A Saskatchewan senator is challenging the RCMP and the federal government to release statistics proving that 70 per cent of aboriginal females killed in cases solved by police have died at the hands of other aboriginals.
Lillian Dyck, who was in Saskatoon for a panel on missing and murdered aboriginal women, says the RCMP has not released the data that backs up that conclusion.
RCMP Commissioner Bob Paulson released the statistic earlier this year in a letter addressed to Chief Bernice Martial of Cold Lake First Nation in Alberta.
Martial had asked Paulson to verify the number, questioning whether the figure, earlier spoken of by Aboriginal Affairs Minister Bernard Valcourt, was accurate.
Paulson said the data from nearly 300 contributing police agencies "has confirmed that 70 per cent of the offenders were of aboriginal origin."
Dyck says she wonders if the federal government pressured the RCMP to back them up.
"I don't think it's true, someone should challenge them to release that data," she said.
Dyck says the lack of transparency is more reason to call for a national inquiry into missing and murdered aboriginal women.
She believes the situation stems from attitudes born in the residential school system that continue to linger.
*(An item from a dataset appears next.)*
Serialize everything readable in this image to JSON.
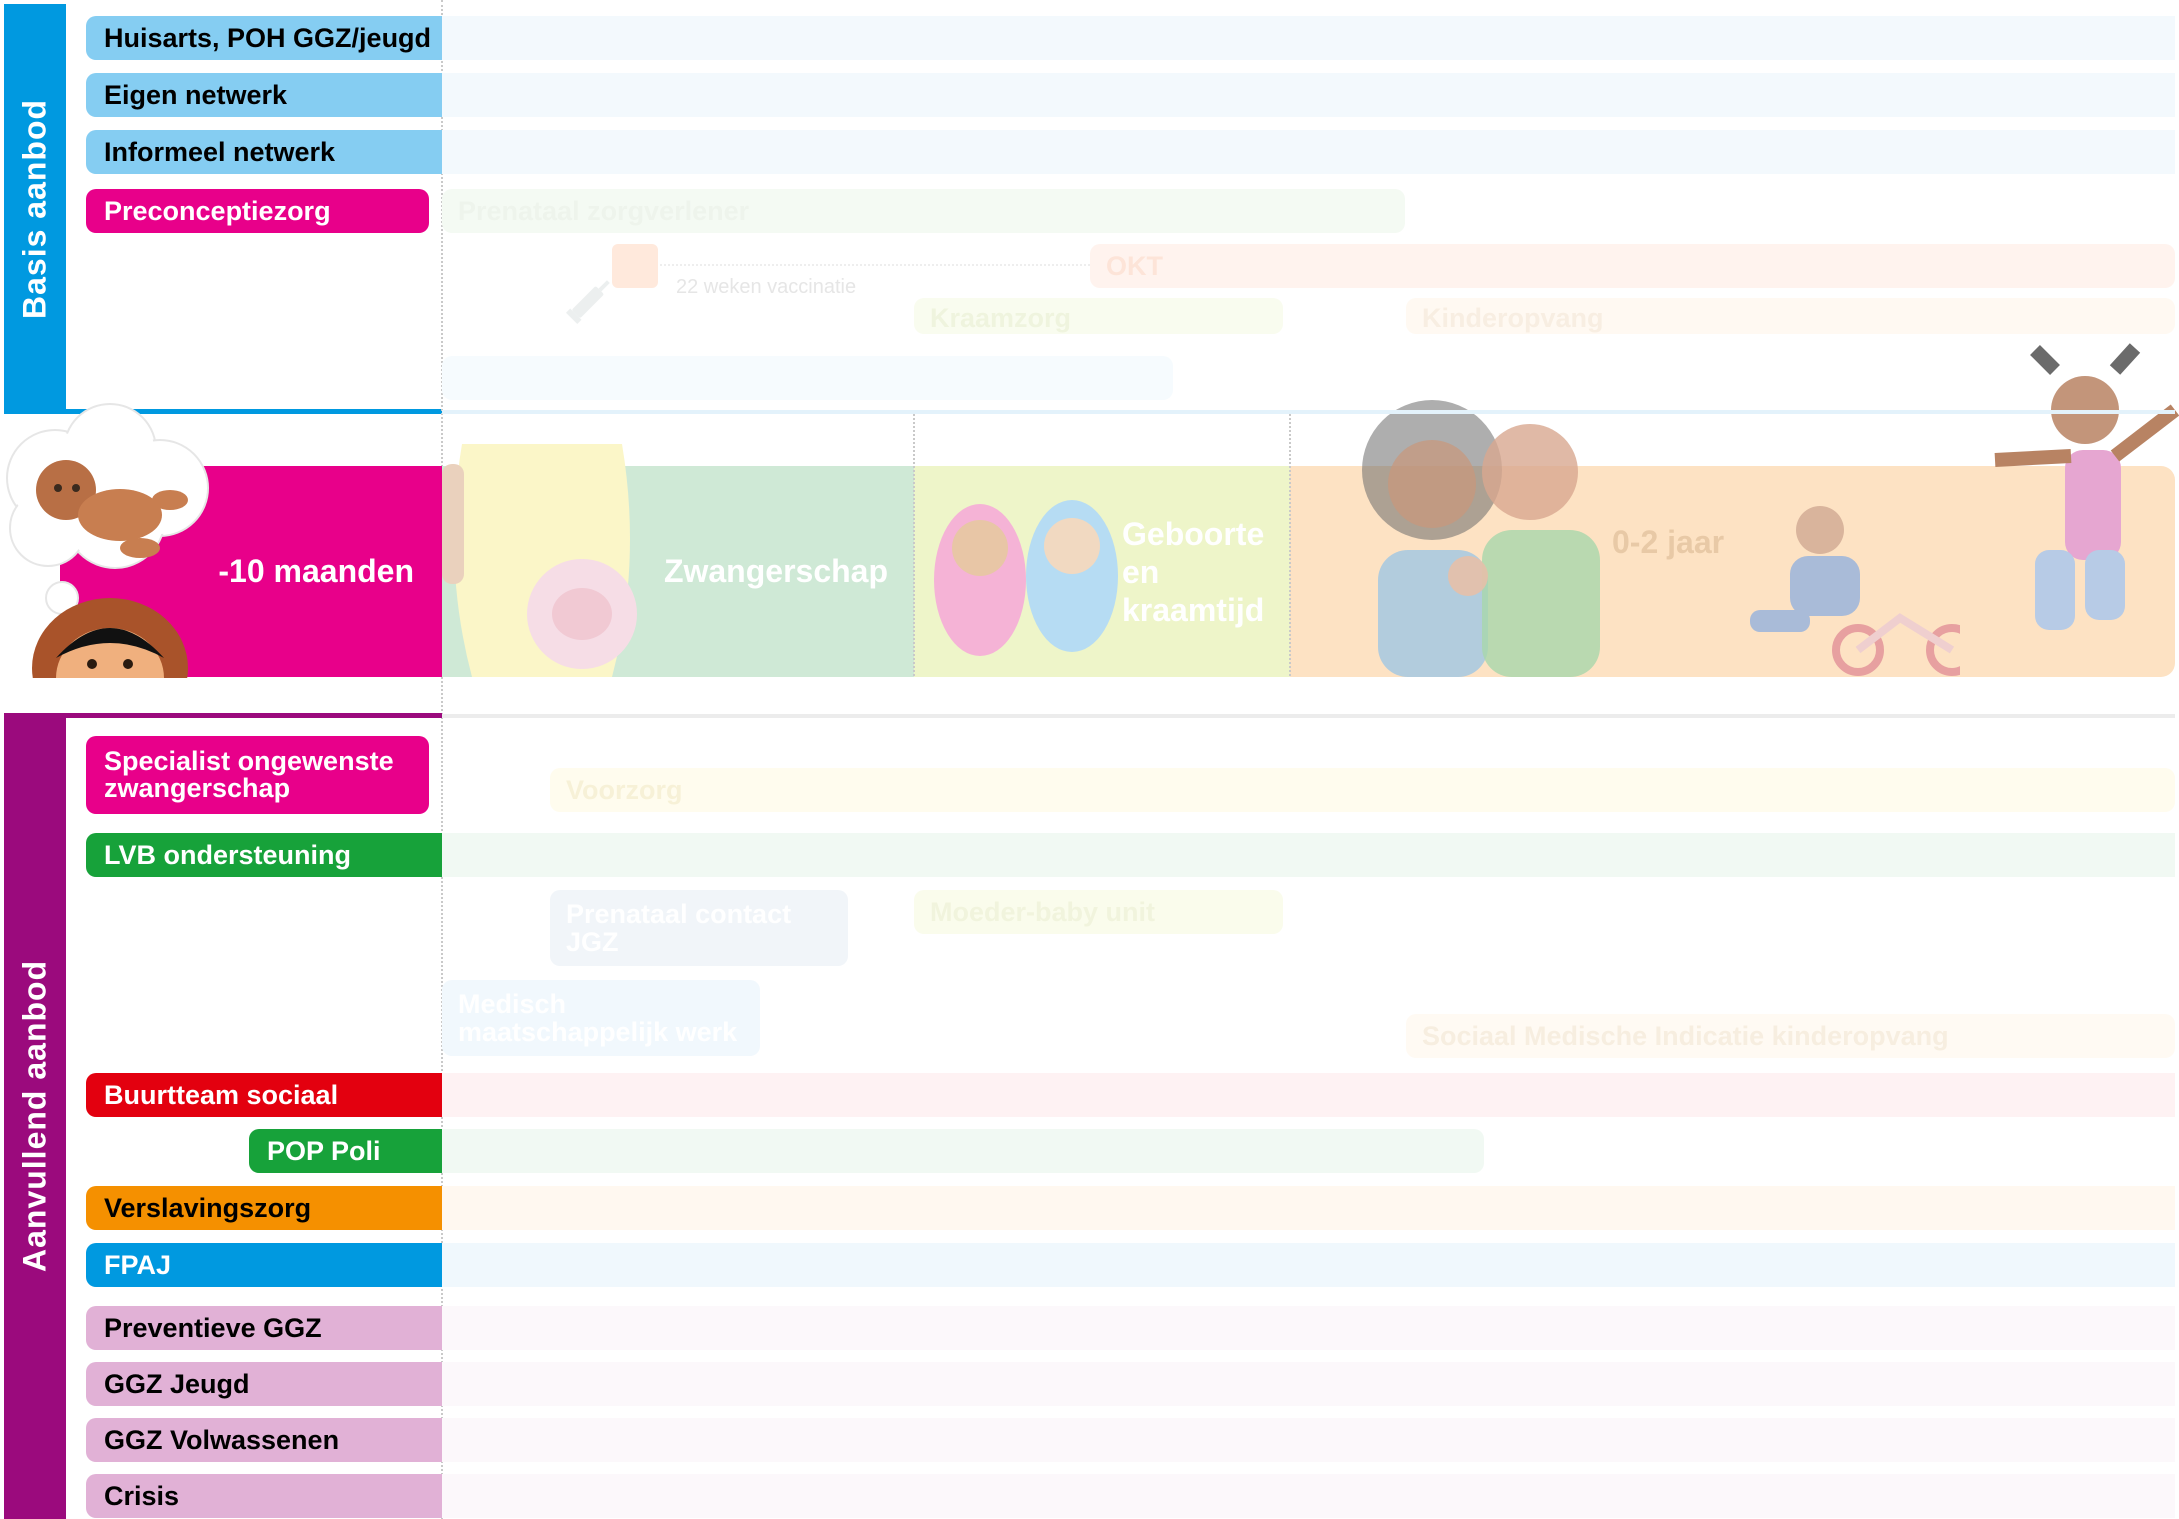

"Two of the biggest factors are racism and sexism, which we don't really talk about," Dyck said. "You mix sexism and racism together, then you have a potent cocktail that makes aboriginal women and girls vulnerable, so mostly men feel they can pick on them, assault them and make sexual advances."